As part of The Future of Facebook Project, we’ve been tapping the wisdom of crowds to explore the opportunities and pitfalls for this company and its userbase. We asked the experts 15 questions, and have posted those same questions for the public to answer on Quora.
A few days ago I posted some answers that were given for the question “What are some key issues that could impact the future of Facebook?” Today’s post is on ‘the biggest threat.’
Feel free to post your response here in the comments or on Quora at ‘What is the biggest threat to Facebook?’ We’ll be keeping tabs on the most provocative responses, and inviting those folks to be included in our final video series for the project!
The themes that have been arising through the interview process regarding the biggest threat to Facebook have been varied – some said it could be a major privacy breach, others cited user boredom as the main risk as people search for ‘the next big thing,’ while others said the biggest threat to Facebook is Facebook itself.
Here’s a few of the responses you’ve given so far:
Even Gawker got hacked and we can’t blame Facebook for accessing our information to sell ads. Why don’t we trust Mark? We give our bank account numbers to Paypal and Prosper, our birthdates to just about any site on the web, and our business cards to local prize drawings, so why are we so terrified what Facebook is doing with our baby pics? Facebook is a free service, which needs to generate revenue, which is does through ads, and we hate on them for it. Do we trust LinkedIn more because they generate money through Pro memberships and corporate pages? Ignoring the regulation which is petty and an ongoing battle as corporations find ways to skirt it, a site with a different revenue model could ensure trust. – Kari O’Brien (@KariOBrien)

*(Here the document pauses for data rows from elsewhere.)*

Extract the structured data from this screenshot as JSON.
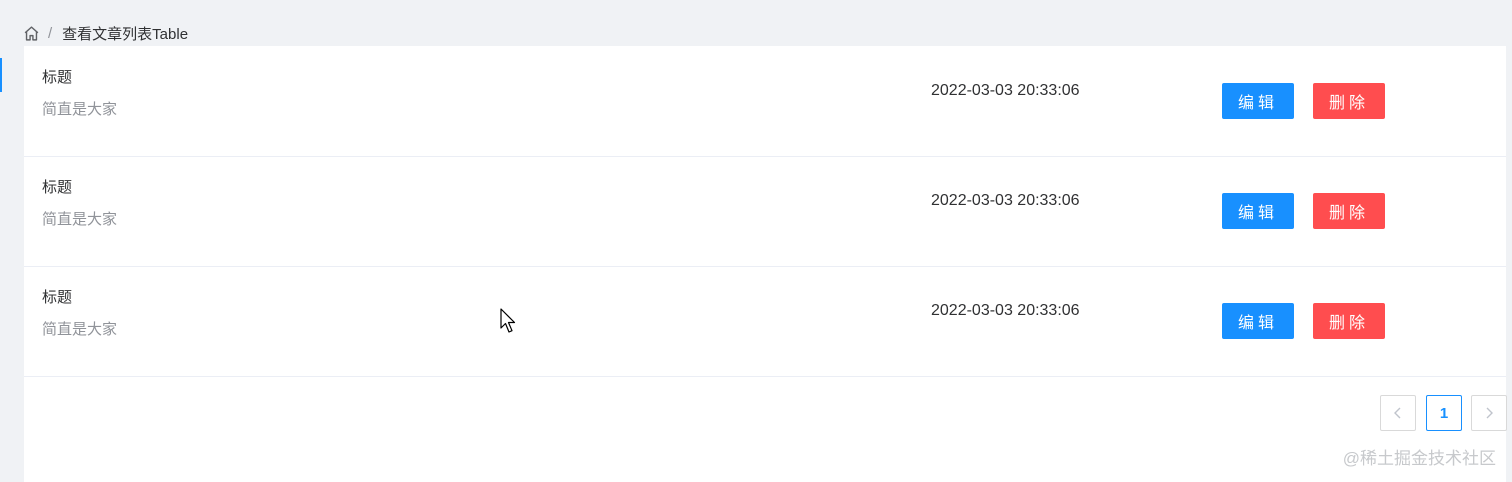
{
  "breadcrumb": {
    "separator": "/",
    "current": "查看文章列表Table"
  },
  "articles": [
    {
      "title": "标题",
      "summary": "简直是大家",
      "time": "2022-03-03 20:33:06",
      "edit_label": "编辑",
      "delete_label": "删除"
    },
    {
      "title": "标题",
      "summary": "简直是大家",
      "time": "2022-03-03 20:33:06",
      "edit_label": "编辑",
      "delete_label": "删除"
    },
    {
      "title": "标题",
      "summary": "简直是大家",
      "time": "2022-03-03 20:33:06",
      "edit_label": "编辑",
      "delete_label": "删除"
    }
  ],
  "pagination": {
    "prev_icon": "chevron-left-icon",
    "current_page": "1",
    "next_icon": "chevron-right-icon"
  },
  "watermark": "@稀土掘金技术社区",
  "colors": {
    "primary": "#1890ff",
    "danger": "#ff4d4f",
    "background": "#f0f2f5"
  }
}
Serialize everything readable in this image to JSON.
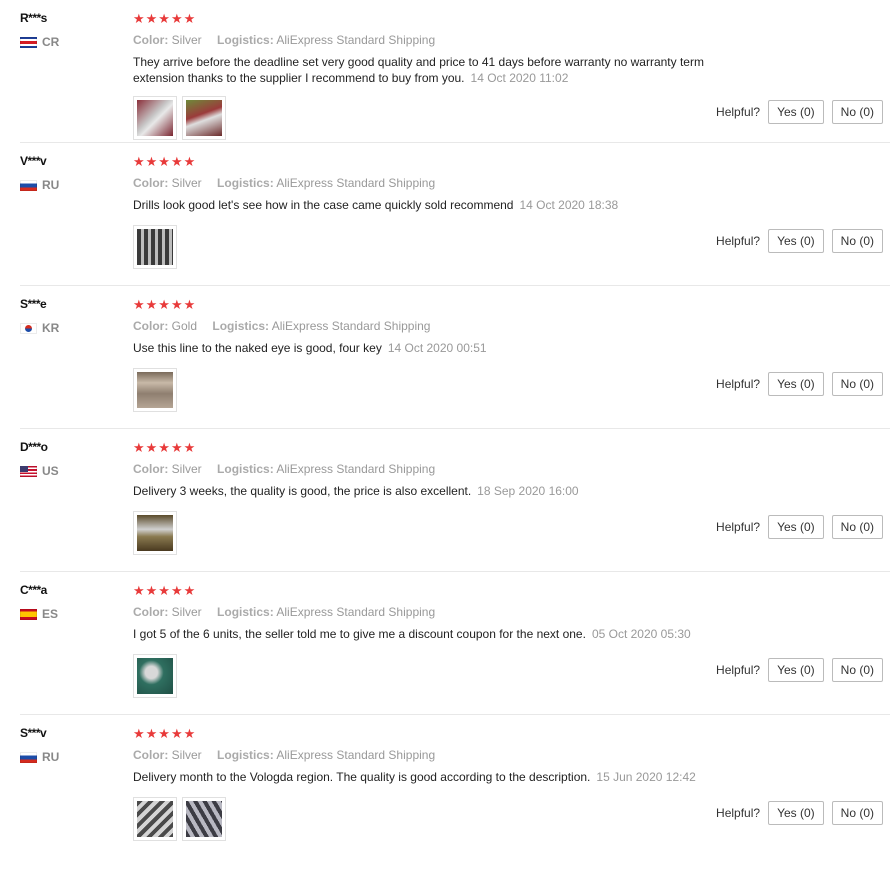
{
  "labels": {
    "color": "Color:",
    "logistics": "Logistics:",
    "helpful": "Helpful?",
    "stars": "★★★★★"
  },
  "colors": {
    "star": "#e83a3a"
  },
  "reviews": [
    {
      "user": "R***s",
      "country": "CR",
      "rating": 5,
      "color": "Silver",
      "logistics": "AliExpress Standard Shipping",
      "text": "They arrive before the deadline set very good quality and price to 41 days before warranty no warranty term extension thanks to the supplier I recommend to buy from you.",
      "date": "14 Oct 2020 11:02",
      "yes": "Yes (0)",
      "no": "No (0)"
    },
    {
      "user": "V***v",
      "country": "RU",
      "rating": 5,
      "color": "Silver",
      "logistics": "AliExpress Standard Shipping",
      "text": "Drills look good let's see how in the case came quickly sold recommend",
      "date": "14 Oct 2020 18:38",
      "yes": "Yes (0)",
      "no": "No (0)"
    },
    {
      "user": "S***e",
      "country": "KR",
      "rating": 5,
      "color": "Gold",
      "logistics": "AliExpress Standard Shipping",
      "text": "Use this line to the naked eye is good, four key",
      "date": "14 Oct 2020 00:51",
      "yes": "Yes (0)",
      "no": "No (0)"
    },
    {
      "user": "D***o",
      "country": "US",
      "rating": 5,
      "color": "Silver",
      "logistics": "AliExpress Standard Shipping",
      "text": "Delivery 3 weeks, the quality is good, the price is also excellent.",
      "date": "18 Sep 2020 16:00",
      "yes": "Yes (0)",
      "no": "No (0)"
    },
    {
      "user": "C***a",
      "country": "ES",
      "rating": 5,
      "color": "Silver",
      "logistics": "AliExpress Standard Shipping",
      "text": "I got 5 of the 6 units, the seller told me to give me a discount coupon for the next one.",
      "date": "05 Oct 2020 05:30",
      "yes": "Yes (0)",
      "no": "No (0)"
    },
    {
      "user": "S***v",
      "country": "RU",
      "rating": 5,
      "color": "Silver",
      "logistics": "AliExpress Standard Shipping",
      "text": "Delivery month to the Vologda region. The quality is good according to the description.",
      "date": "15 Jun 2020 12:42",
      "yes": "Yes (0)",
      "no": "No (0)"
    }
  ]
}
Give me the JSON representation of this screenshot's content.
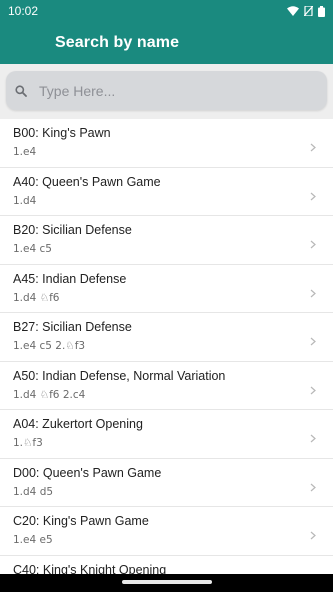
{
  "status": {
    "time": "10:02"
  },
  "toolbar": {
    "title": "Search by name"
  },
  "search": {
    "placeholder": "Type Here...",
    "value": ""
  },
  "openings": [
    {
      "name": "B00: King's Pawn",
      "moves": "1.e4"
    },
    {
      "name": "A40: Queen's Pawn Game",
      "moves": "1.d4"
    },
    {
      "name": "B20: Sicilian Defense",
      "moves": "1.e4 c5"
    },
    {
      "name": "A45: Indian Defense",
      "moves": "1.d4 ♘f6"
    },
    {
      "name": "B27: Sicilian Defense",
      "moves": "1.e4 c5 2.♘f3"
    },
    {
      "name": "A50: Indian Defense, Normal Variation",
      "moves": "1.d4 ♘f6 2.c4"
    },
    {
      "name": "A04: Zukertort Opening",
      "moves": "1.♘f3"
    },
    {
      "name": "D00: Queen's Pawn Game",
      "moves": "1.d4 d5"
    },
    {
      "name": "C20: King's Pawn Game",
      "moves": "1.e4 e5"
    },
    {
      "name": "C40: King's Knight Opening",
      "moves": ""
    }
  ],
  "colors": {
    "appbar": "#1a8a7f",
    "search_bar": "#eeeeee",
    "search_box": "#d6d8db"
  },
  "icons": {
    "search": "search-icon",
    "chevron": "chevron-right-icon",
    "wifi": "wifi-icon",
    "battery": "battery-icon"
  }
}
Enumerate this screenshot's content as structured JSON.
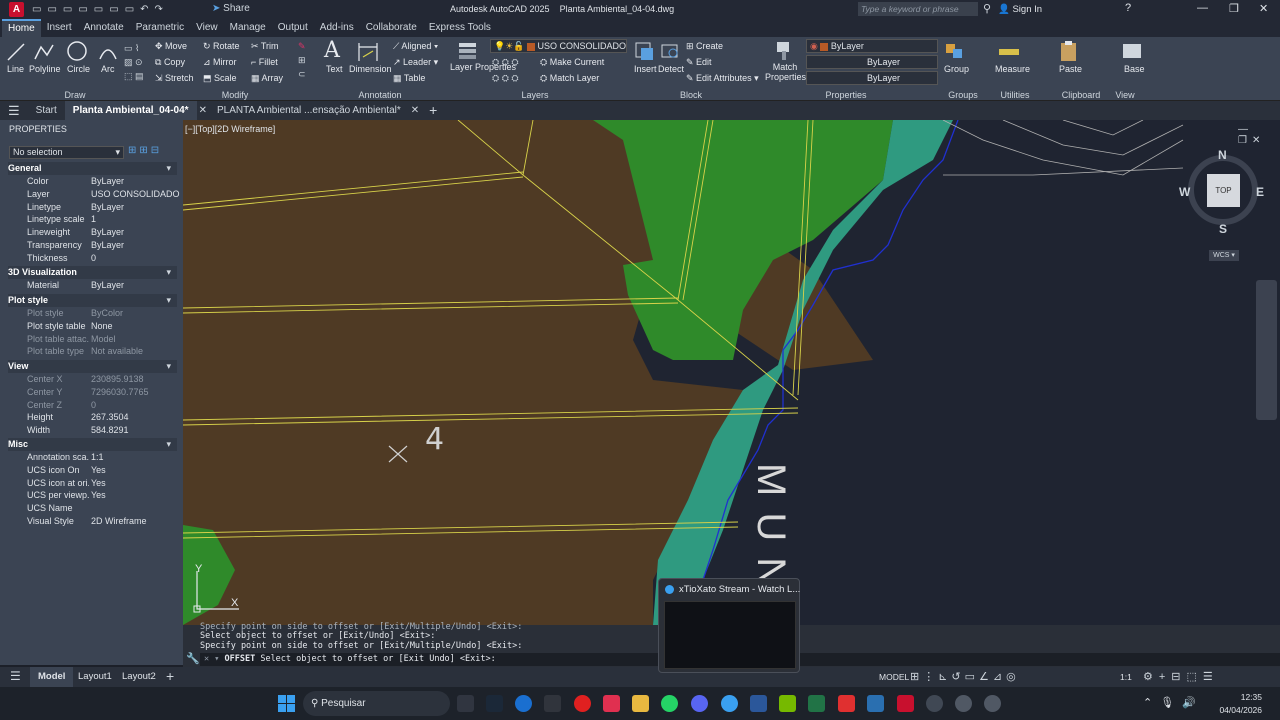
{
  "app": {
    "title": "Autodesk AutoCAD 2025",
    "drawing": "Planta Ambiental_04-04.dwg",
    "share": "Share",
    "search_placeholder": "Type a keyword or phrase",
    "signin": "Sign In"
  },
  "ribbon_tabs": [
    "Home",
    "Insert",
    "Annotate",
    "Parametric",
    "View",
    "Manage",
    "Output",
    "Add-ins",
    "Collaborate",
    "Express Tools"
  ],
  "ribbon": {
    "draw": {
      "line": "Line",
      "polyline": "Polyline",
      "circle": "Circle",
      "arc": "Arc",
      "title": "Draw"
    },
    "modify": {
      "move": "Move",
      "rotate": "Rotate",
      "trim": "Trim",
      "copy": "Copy",
      "mirror": "Mirror",
      "fillet": "Fillet",
      "stretch": "Stretch",
      "scale": "Scale",
      "array": "Array",
      "title": "Modify"
    },
    "annotation": {
      "text": "Text",
      "dimension": "Dimension",
      "aligned": "Aligned",
      "leader": "Leader",
      "table": "Table",
      "title": "Annotation"
    },
    "layers": {
      "layer_properties": "Layer Properties",
      "current_layer": "USO CONSOLIDADO",
      "make_current": "Make Current",
      "match_layer": "Match Layer",
      "title": "Layers"
    },
    "block": {
      "insert": "Insert",
      "detect": "Detect",
      "create": "Create",
      "edit": "Edit",
      "edit_attributes": "Edit Attributes",
      "title": "Block"
    },
    "properties": {
      "match": "Match Properties",
      "color": "ByLayer",
      "linetype": "ByLayer",
      "lineweight": "ByLayer",
      "title": "Properties"
    },
    "groups": {
      "group": "Group",
      "title": "Groups"
    },
    "utilities": {
      "measure": "Measure",
      "title": "Utilities"
    },
    "clipboard": {
      "paste": "Paste",
      "title": "Clipboard"
    },
    "view": {
      "base": "Base",
      "title": "View"
    }
  },
  "doc_tabs": {
    "start": "Start",
    "active": "Planta Ambiental_04-04*",
    "other": "PLANTA Ambiental ...ensação Ambiental*"
  },
  "properties_panel": {
    "title": "PROPERTIES",
    "selection": "No selection",
    "sections": {
      "general": "General",
      "viz3d": "3D Visualization",
      "plot": "Plot style",
      "view": "View",
      "misc": "Misc"
    },
    "general": [
      {
        "k": "Color",
        "v": "ByLayer"
      },
      {
        "k": "Layer",
        "v": "USO CONSOLIDADO"
      },
      {
        "k": "Linetype",
        "v": "ByLayer"
      },
      {
        "k": "Linetype scale",
        "v": "1"
      },
      {
        "k": "Lineweight",
        "v": "ByLayer"
      },
      {
        "k": "Transparency",
        "v": "ByLayer"
      },
      {
        "k": "Thickness",
        "v": "0"
      }
    ],
    "viz3d": [
      {
        "k": "Material",
        "v": "ByLayer"
      }
    ],
    "plot": [
      {
        "k": "Plot style",
        "v": "ByColor"
      },
      {
        "k": "Plot style table",
        "v": "None"
      },
      {
        "k": "Plot table attac...",
        "v": "Model"
      },
      {
        "k": "Plot table type",
        "v": "Not available"
      }
    ],
    "view": [
      {
        "k": "Center X",
        "v": "230895.9138"
      },
      {
        "k": "Center Y",
        "v": "7296030.7765"
      },
      {
        "k": "Center Z",
        "v": "0"
      },
      {
        "k": "Height",
        "v": "267.3504"
      },
      {
        "k": "Width",
        "v": "584.8291"
      }
    ],
    "misc": [
      {
        "k": "Annotation sca...",
        "v": "1:1"
      },
      {
        "k": "UCS icon On",
        "v": "Yes"
      },
      {
        "k": "UCS icon at ori...",
        "v": "Yes"
      },
      {
        "k": "UCS per viewp...",
        "v": "Yes"
      },
      {
        "k": "UCS Name",
        "v": ""
      },
      {
        "k": "Visual Style",
        "v": "2D Wireframe"
      }
    ]
  },
  "viewport": {
    "label": "[−][Top][2D Wireframe]",
    "marker": "4",
    "drawing_text": "MUNI"
  },
  "viewcube": {
    "n": "N",
    "s": "S",
    "e": "E",
    "w": "W",
    "face": "TOP",
    "wcs": "WCS"
  },
  "ucs": {
    "x": "X",
    "y": "Y"
  },
  "command": {
    "line0": "Specify point on side to offset or [Exit/Multiple/Undo] <Exit>:",
    "line1": "Select object to offset or [Exit/Undo] <Exit>:",
    "line2": "Specify point on side to offset or [Exit/Multiple/Undo] <Exit>:",
    "prompt_cmd": "OFFSET",
    "prompt_text": "Select object to offset or [Exit Undo] <Exit>:"
  },
  "status": {
    "model_tab": "Model",
    "layout1": "Layout1",
    "layout2": "Layout2",
    "model": "MODEL",
    "scale": "1:1"
  },
  "popup": {
    "title": "xTioXato Stream - Watch L..."
  },
  "taskbar": {
    "search": "Pesquisar",
    "time": "12:35",
    "date": "04/04/2026"
  },
  "colors": {
    "accent": "#5aa0e0",
    "brown": "#4f3a24",
    "green": "#2f8a2a",
    "teal": "#2f9a80",
    "yellow": "#d8d24a",
    "blue": "#2030d0"
  }
}
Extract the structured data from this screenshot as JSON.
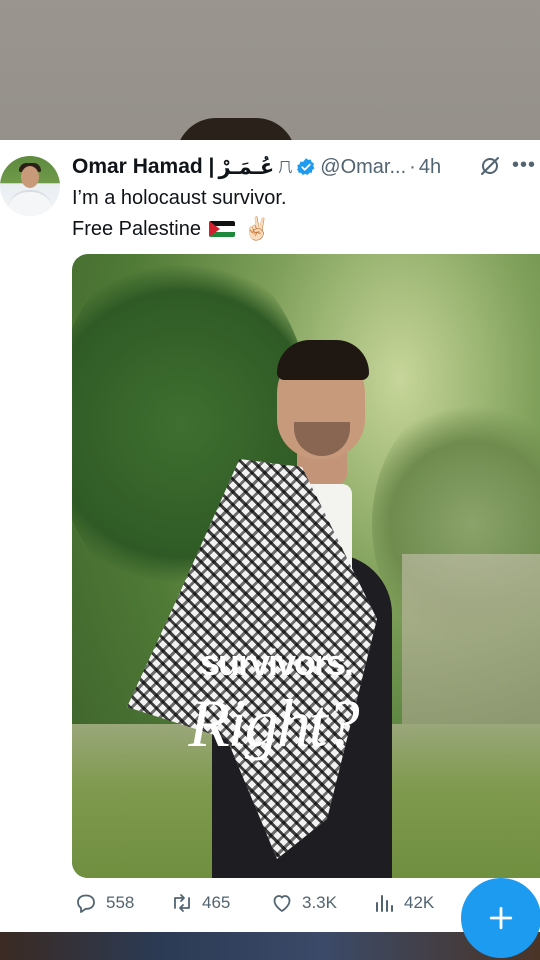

2. Too big, too fast
Facebook has literally changed the way individuals, groups and organizations communicate, engage and interact. It’s been credited with playing a role in recent revolutions as well as being careless with the privacy of its members. Facebook is a force and it’s only going to get bigger and more integrated into our lives. For this reason, a lot of folks will be keeping an eye on it from governments to activists to watchdogs to the media. Facebook can in a sense become a victim of it’s own success if it moves to quickly or draws too much attention to itself—potentially prompting calls for regulation. – David Armano (@armano)
3. Open ID
Any identification alternative is what Facebook would say is their biggest threat. They are moving to become a “reiteration of the internet” through Facebook ID which other sites like Slideshare are using to “verify” who we are. This identification system isn’t just good for marketing, it’s good for security, it’s necessary for custom portals and personalized experiences across the web, television (Apple TV, etc.) and mobile. Create the ultimate ID and you own the web. – Kari O’Brien (@KariOBrien)
4. A P2P decentralized distributed social network like DIASPORA*
Users will one day realize that they need not rely on the whims of a hub-like website like Facebook to make decisions about their (private) personal data for them and profit from it. – Alan Alves Fortes (@alvesfortes)
What do you think?